The fish-eating habits of this bat are, I think, the key to the reports being genuine. Bats echolocate by squeaking, and can squeak only as they exhale. Breathing in bats is tied to their wing flapping when they're flying; they inhale on the upstroke and exhale on the downstroke.

Now, obviously the larger the bat, the larger the wings and the slower the rate of flapping, hence the fewer squeaks per second the bat can easily make. Now, the higher the frequency of sound used in echolocation the smaller the detail which the echolocation can resolve, but the shorter the range of that echolocation.

British bats are small, flap fast and usually echolocate in the 40 KHz to 60 KHz range, which lets them detect insects and navigate in tree cover. Noctule bats are bigger, echolocate at about 20KHz and typically hunt up and down woodland edges for large moths; they do so because they cannot "see" smaller insects nor can they get a good enough picture of dense cover by sound alone, so use eyesight too.

This putative tropical bat will therefore have the same problems greatly magnified. It won't be able to echolocate very well, simply because its squeak rate (determined by flapping rate) will be very slow, and quite insufficient to allow it to hunt in jungles. So, such a bat is forced to fly in uncluttered areas over rivers navigating by vision, and likely hunting at least partly by vision as well, although echolocating to find a fish fin projecting through the surface of still water is also possible (there are a few smaller fish-eating species which do just this) since the bat is echolocating for a clear target in uncluttered surroundings.

For further info on this, I'd recommend contacting Dr John Altringham of Leeds University.

Dale Drinnon said...

Hi there Lindsay! I suppose you KNEW I would show up.

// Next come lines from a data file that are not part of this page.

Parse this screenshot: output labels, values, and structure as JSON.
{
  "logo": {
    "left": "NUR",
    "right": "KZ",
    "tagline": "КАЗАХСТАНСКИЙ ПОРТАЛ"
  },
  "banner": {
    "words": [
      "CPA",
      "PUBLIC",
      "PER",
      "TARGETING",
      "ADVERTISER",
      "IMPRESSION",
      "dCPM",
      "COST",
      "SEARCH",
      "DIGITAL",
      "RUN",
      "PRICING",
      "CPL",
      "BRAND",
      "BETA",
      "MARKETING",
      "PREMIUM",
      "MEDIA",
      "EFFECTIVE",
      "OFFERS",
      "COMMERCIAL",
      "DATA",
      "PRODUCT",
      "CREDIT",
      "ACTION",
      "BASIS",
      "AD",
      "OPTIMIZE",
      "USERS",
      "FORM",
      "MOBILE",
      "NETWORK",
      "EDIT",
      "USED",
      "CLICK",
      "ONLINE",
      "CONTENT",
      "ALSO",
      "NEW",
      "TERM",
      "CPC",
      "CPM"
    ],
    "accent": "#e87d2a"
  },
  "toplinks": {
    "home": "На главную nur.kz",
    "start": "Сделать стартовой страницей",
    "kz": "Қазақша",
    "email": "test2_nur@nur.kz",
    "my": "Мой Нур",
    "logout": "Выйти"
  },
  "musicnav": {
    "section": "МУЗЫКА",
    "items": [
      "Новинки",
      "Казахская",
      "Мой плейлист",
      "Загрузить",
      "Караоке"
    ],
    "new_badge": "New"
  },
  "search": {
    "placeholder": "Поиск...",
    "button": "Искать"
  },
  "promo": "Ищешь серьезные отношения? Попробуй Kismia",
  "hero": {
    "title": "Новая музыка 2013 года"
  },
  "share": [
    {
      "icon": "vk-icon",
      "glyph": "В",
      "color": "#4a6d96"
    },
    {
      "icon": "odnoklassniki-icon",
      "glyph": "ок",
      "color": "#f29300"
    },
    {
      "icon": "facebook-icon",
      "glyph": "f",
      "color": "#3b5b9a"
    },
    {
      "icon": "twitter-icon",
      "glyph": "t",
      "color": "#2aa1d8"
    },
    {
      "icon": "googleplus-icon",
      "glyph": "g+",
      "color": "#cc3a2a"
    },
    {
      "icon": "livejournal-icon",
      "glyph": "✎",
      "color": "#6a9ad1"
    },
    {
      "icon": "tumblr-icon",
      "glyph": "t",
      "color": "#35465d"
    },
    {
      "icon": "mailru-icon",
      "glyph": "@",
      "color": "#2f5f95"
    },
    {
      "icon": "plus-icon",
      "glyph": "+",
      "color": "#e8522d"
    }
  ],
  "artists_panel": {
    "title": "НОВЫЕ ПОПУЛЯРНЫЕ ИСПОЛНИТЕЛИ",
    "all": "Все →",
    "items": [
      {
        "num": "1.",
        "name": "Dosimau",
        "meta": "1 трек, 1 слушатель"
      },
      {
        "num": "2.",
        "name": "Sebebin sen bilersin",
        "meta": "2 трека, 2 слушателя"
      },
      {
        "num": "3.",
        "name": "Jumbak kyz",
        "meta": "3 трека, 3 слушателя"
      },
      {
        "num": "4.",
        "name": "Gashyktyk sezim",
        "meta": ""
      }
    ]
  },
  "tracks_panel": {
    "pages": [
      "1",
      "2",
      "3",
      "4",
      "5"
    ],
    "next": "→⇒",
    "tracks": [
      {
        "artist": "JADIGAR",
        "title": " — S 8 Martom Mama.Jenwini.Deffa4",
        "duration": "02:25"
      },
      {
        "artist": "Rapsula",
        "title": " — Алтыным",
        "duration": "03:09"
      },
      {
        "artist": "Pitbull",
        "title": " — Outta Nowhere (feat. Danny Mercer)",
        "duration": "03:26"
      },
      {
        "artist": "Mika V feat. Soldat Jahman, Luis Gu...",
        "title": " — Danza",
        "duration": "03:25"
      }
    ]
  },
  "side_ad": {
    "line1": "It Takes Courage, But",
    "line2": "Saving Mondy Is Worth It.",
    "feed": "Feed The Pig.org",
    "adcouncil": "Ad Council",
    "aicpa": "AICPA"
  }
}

It just so happens that when I was going through Sanderson's files, I happened to go threough Bartel's report transcript and several drafts of Sanderson's chapter. There were some pieces cut out of the final version to make reading simpler and the original took great pains to explain why the Ahool would not be an owl, and what the exact terminology about the flat forearms and the claws on the wings would mean. These were specifications about translating the exact words used in the native accounts.

Sanderson did not refer to the bat he saw as a Kongamato (which in my opinion is something else entirely different) but he said it was called Olitiau. Actually that seems to have been the locals' name for the Christian Devil, according to Heuvelmans: the natives told Sanderson he had seen the very Devil himself. No wonder they thought it best he should leave the "Bad" place where he saw the bat.

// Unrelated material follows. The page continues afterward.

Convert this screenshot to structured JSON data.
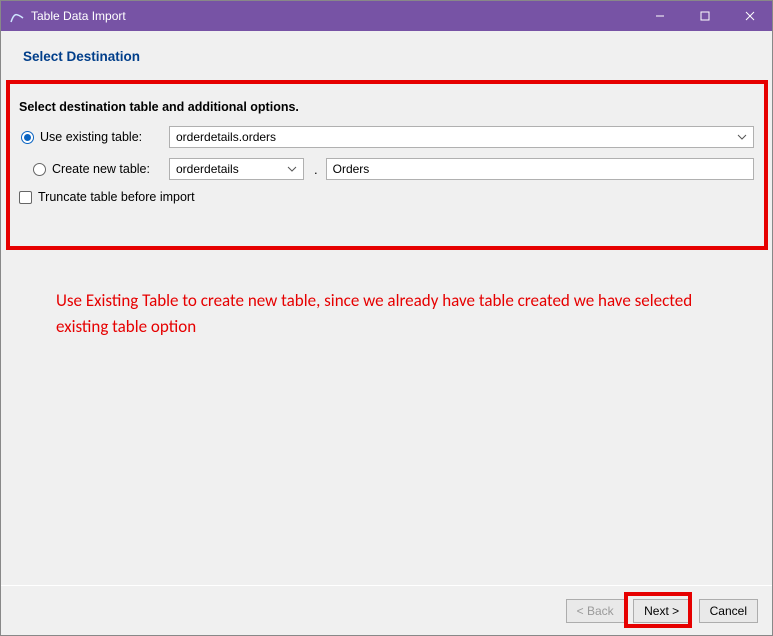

There is also a New World analogue to the Ahool, and most sources call it Kamazotz. Depictions of it can be strikingly like the Ahool's description.

Tabitca said...

Thanks for the great comments guys!
I think you are both stars.It is one of the more likely cryptids to exist I think.Unfortunately with the decimation of the forests it may already be extinct.